How to train your dragon 2

Direction: Dean DeBlois; Cast: Jay Banuchel, Cate Blanchett, Gerard Butler, Craig Ferguson, America Ferrera, Jonah Hill  Screenplay: Dean DebLois; Based on the book of Cressida Cowell  Producer: Bonnie Arnold;  Genre: Adventure/ Animation; Music: John Powell;  Distributor: Dreamworks Animation; Location: Berk Village  Running Time: 102 minutes 

Technical Aasessment:  4 
Moral assessment:  4  
MTRCB rating:  G 
CINEMA rating:  VA (Viewers of all ages) 
Five years after Hiccup (Jay Banuchel) has shown the Berks that men and dragons can peacefully co-exist as companions and friends, he faces the challenge of Stoick (Gerard Butler), chief of the tribe and father to him, to take over the leadership of his village. But Hiccup doubts he can handle the responsibility and prefers to explore the world with his dragon friend Toothless. In one of his adventures, Hiccup and his girlfriend, Astrid (Ferrera), stumble upon Eret (Kit Harrington) and his group of dragon trappers. The duo learn that Eret works for Drago, a cruel Viking who wants to take over Berk by assembling an army of dragons.
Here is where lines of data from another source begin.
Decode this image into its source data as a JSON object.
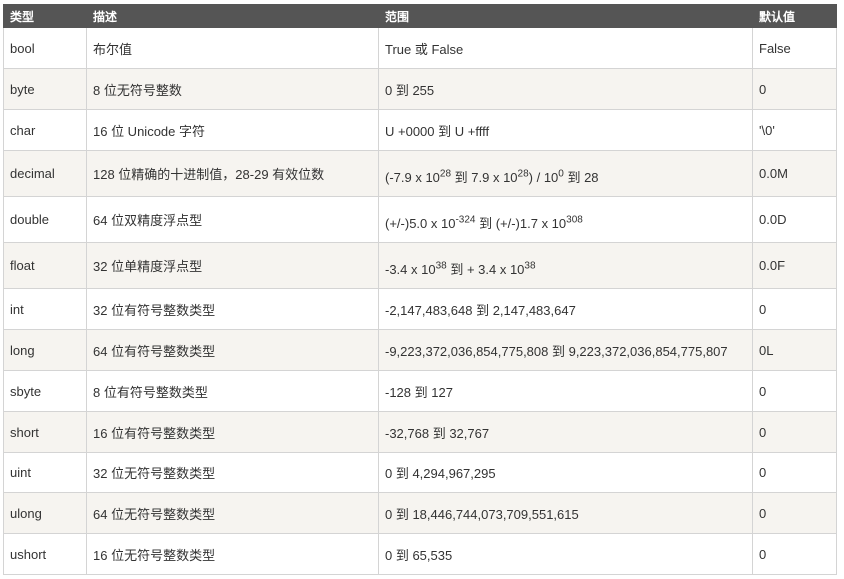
{
  "headers": {
    "type": "类型",
    "desc": "描述",
    "range": "范围",
    "default": "默认值"
  },
  "rows": [
    {
      "type": "bool",
      "desc": "布尔值",
      "range": "True 或 False",
      "default": "False"
    },
    {
      "type": "byte",
      "desc": "8 位无符号整数",
      "range": "0 到 255",
      "default": "0"
    },
    {
      "type": "char",
      "desc": "16 位 Unicode 字符",
      "range": "U +0000 到 U +ffff",
      "default": "'\\0'"
    },
    {
      "type": "decimal",
      "desc": "128 位精确的十进制值，28-29 有效位数",
      "range_parts": {
        "a": "(-7.9 x 10",
        "a_sup": "28",
        "b": " 到 7.9 x 10",
        "b_sup": "28",
        "c": ") / 10",
        "c_sup": "0",
        "d": " 到 28"
      },
      "default": "0.0M"
    },
    {
      "type": "double",
      "desc": "64 位双精度浮点型",
      "range_parts": {
        "a": "(+/-)5.0 x 10",
        "a_sup": "-324",
        "b": " 到 (+/-)1.7 x 10",
        "b_sup": "308"
      },
      "default": "0.0D"
    },
    {
      "type": "float",
      "desc": "32 位单精度浮点型",
      "range_parts": {
        "a": "-3.4 x 10",
        "a_sup": "38",
        "b": " 到 + 3.4 x 10",
        "b_sup": "38"
      },
      "default": "0.0F"
    },
    {
      "type": "int",
      "desc": "32 位有符号整数类型",
      "range": "-2,147,483,648 到 2,147,483,647",
      "default": "0"
    },
    {
      "type": "long",
      "desc": "64 位有符号整数类型",
      "range": "-9,223,372,036,854,775,808 到 9,223,372,036,854,775,807",
      "default": "0L"
    },
    {
      "type": "sbyte",
      "desc": "8 位有符号整数类型",
      "range": "-128 到 127",
      "default": "0"
    },
    {
      "type": "short",
      "desc": "16 位有符号整数类型",
      "range": "-32,768 到 32,767",
      "default": "0"
    },
    {
      "type": "uint",
      "desc": "32 位无符号整数类型",
      "range": "0 到 4,294,967,295",
      "default": "0"
    },
    {
      "type": "ulong",
      "desc": "64 位无符号整数类型",
      "range": "0 到 18,446,744,073,709,551,615",
      "default": "0"
    },
    {
      "type": "ushort",
      "desc": "16 位无符号整数类型",
      "range": "0 到 65,535",
      "default": "0"
    }
  ]
}
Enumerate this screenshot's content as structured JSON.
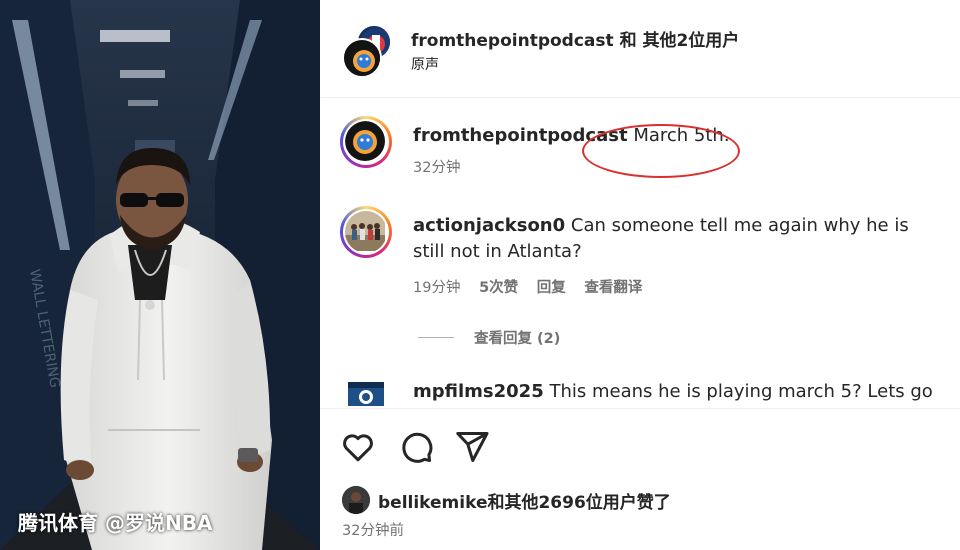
{
  "watermark": "腾讯体育 @罗说NBA",
  "header": {
    "title": "fromthepointpodcast 和 其他2位用户",
    "subtitle": "原声"
  },
  "comments": [
    {
      "username": "fromthepointpodcast",
      "text": "March 5th.",
      "time": "32分钟"
    },
    {
      "username": "actionjackson0",
      "text": "Can someone tell me again why he is still not in Atlanta?",
      "time": "19分钟",
      "likes": "5次赞",
      "reply": "回复",
      "translate": "查看翻译",
      "view_replies": "查看回复 (2)"
    },
    {
      "username": "mpfilms2025",
      "text": "This means he is playing march 5? Lets go"
    }
  ],
  "actions": {
    "like_icon": "heart-icon",
    "comment_icon": "comment-icon",
    "share_icon": "share-icon",
    "liked_by": "bellikemike和其他2696位用户赞了",
    "time_ago": "32分钟前"
  },
  "colors": {
    "annotation_circle": "#d8302f",
    "meta_text": "#737373"
  }
}
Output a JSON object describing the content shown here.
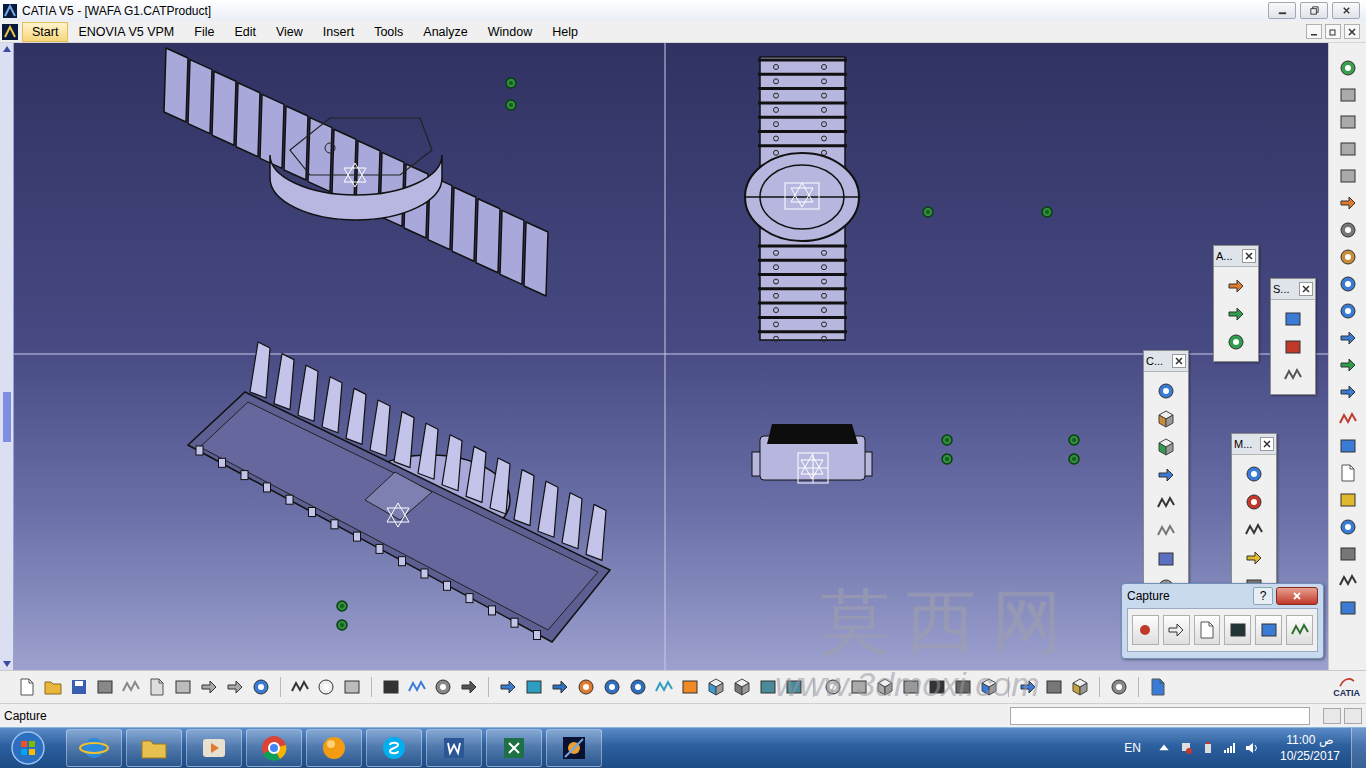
{
  "window": {
    "title": "CATIA V5 - [WAFA G1.CATProduct]"
  },
  "menu": [
    {
      "label": "Start",
      "selected": true
    },
    {
      "label": "ENOVIA V5 VPM",
      "selected": false
    },
    {
      "label": "File",
      "selected": false
    },
    {
      "label": "Edit",
      "selected": false
    },
    {
      "label": "View",
      "selected": false
    },
    {
      "label": "Insert",
      "selected": false
    },
    {
      "label": "Tools",
      "selected": false
    },
    {
      "label": "Analyze",
      "selected": false
    },
    {
      "label": "Window",
      "selected": false
    },
    {
      "label": "Help",
      "selected": false
    }
  ],
  "floating_toolbars": [
    {
      "title": "A..."
    },
    {
      "title": "S..."
    },
    {
      "title": "C..."
    },
    {
      "title": "M..."
    }
  ],
  "capture_toolbar": {
    "title": "Capture",
    "help": "?"
  },
  "status_bar": {
    "text": "Capture"
  },
  "logo": {
    "text": "CATIA"
  },
  "taskbar": {
    "language": "EN",
    "time": "11:00",
    "period": "ص",
    "date": "10/25/2017"
  },
  "watermark": {
    "brand": "莫西网",
    "url": "www.3dmoxi.com"
  }
}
Wanting to avoid conflict and protect the dragons, Hiccup ventures to confront Drago and talk him out of his plan amidst the objections of everyone else. Along the way, Hiccup is captured by Valka, a skilled dragon rider and tamer, who eventually happens to also be his long lost mother. As the story of Valka is revealed, so is Drago’s evil plans to conquer not only Berk but the entire mankind. When Stoick is accidentally killed by a hypnotized Toothless, Hiccup realizes he must stand up against Drago to fight for Berk, for the dragons and for peace. 
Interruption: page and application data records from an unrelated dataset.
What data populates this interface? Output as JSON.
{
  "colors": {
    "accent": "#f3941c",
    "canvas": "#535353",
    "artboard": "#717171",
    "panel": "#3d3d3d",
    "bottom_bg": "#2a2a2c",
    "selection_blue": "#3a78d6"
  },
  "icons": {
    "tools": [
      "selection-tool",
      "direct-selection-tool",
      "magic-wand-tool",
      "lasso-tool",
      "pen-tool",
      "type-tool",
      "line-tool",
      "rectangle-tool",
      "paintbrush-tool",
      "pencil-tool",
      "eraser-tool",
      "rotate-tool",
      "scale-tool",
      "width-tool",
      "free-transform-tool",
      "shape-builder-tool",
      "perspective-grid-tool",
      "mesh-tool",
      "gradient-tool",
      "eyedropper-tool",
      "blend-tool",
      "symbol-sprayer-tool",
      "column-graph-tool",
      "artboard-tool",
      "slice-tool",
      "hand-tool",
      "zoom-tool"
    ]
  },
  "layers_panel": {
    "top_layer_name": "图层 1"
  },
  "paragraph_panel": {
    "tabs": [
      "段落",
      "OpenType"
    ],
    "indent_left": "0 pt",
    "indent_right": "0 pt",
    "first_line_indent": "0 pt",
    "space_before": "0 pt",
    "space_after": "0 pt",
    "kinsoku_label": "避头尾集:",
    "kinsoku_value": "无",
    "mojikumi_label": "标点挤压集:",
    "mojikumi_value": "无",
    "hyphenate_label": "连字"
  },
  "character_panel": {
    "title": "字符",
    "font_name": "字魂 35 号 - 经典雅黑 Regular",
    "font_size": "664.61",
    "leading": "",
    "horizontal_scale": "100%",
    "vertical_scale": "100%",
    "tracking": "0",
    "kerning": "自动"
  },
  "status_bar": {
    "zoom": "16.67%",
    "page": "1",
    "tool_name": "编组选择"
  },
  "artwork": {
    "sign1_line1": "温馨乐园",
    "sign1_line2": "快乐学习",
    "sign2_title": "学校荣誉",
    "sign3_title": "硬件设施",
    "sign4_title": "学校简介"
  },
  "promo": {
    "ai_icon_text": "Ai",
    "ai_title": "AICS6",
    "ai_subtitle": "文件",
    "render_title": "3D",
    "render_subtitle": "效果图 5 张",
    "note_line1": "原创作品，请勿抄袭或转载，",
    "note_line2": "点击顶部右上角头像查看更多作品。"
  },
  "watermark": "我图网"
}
How to train your dragon 2 surpasses its predecessor in visual feats and animated action. The recreated world of dragons and Berk are such spectacular joys. John Powell’s scoring, although not as dynamic as the first movie, still brings shivers with the triumph and excitement of his powerful and playful music. While it is contextually deeper and more grounded, the pacing at times moves a little too slow—probably to allow the audience to digest the emotions served in family reunions and display of bravery. While it gave the storytelling intensity, it took away a pinch of fluidity into the action sequences. Valka’s character was supposed to provide the narrative highlight but her motivations and portrayal feel damp and underdeveloped.  However, the movie’s clever comedy and lovable characters makes it worth the hour’s queuing at the ticket booth. 
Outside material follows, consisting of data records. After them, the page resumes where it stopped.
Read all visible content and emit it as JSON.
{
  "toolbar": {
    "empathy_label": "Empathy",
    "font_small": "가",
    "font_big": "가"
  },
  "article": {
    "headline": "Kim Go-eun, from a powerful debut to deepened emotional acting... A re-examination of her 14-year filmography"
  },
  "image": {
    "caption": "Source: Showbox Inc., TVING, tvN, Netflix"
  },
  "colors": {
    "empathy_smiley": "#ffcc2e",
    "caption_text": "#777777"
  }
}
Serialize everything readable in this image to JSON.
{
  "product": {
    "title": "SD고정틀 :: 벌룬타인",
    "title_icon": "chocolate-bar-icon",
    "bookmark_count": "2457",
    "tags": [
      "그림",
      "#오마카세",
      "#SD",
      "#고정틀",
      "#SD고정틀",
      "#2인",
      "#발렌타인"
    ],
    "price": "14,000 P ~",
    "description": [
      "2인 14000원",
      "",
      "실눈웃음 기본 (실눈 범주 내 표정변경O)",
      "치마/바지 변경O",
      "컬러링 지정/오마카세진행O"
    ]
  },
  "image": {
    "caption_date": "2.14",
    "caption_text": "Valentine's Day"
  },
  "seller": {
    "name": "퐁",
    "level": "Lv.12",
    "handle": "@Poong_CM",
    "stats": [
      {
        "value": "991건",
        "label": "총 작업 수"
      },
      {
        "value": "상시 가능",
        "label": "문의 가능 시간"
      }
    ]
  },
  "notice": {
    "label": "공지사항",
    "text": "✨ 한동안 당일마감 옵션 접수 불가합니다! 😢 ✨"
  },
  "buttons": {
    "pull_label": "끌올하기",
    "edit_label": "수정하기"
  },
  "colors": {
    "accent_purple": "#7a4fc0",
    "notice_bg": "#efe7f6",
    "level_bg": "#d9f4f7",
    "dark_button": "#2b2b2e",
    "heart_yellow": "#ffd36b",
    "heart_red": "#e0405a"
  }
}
The movie offers so much inspiring moral worldviews. It tackles leadership and responsibility with Hiccup’s initial hesitation to fill in Stoick’s shoes and eventual realization that choices made for service and common good is what a true leader really is. Family plays a dominant theme in the film as well. We see a better father figure now in Stoick who accepts and respects his son’s choices although he still would defend and protect him at all cost. Bravery and selflessness is redefined with a father offering his life for his family and the people he serves. We see a loving and forgiving husband in him as well when without question or anger, he lets his love for his wife resurface after almost 20 years. And like its predecessor, the themes of peaceful co-existence and respect for others prevail. It reinforces that neither hostility nor domination over God’s creation are acceptable. We are all called to be stewards and to love unconditionally so that we can experience prosperity and peace as did the Berk’s when they learned to care for the dragons. However, parents are cautioned against bringing their very young children because some actions and dragons might be too scary for them.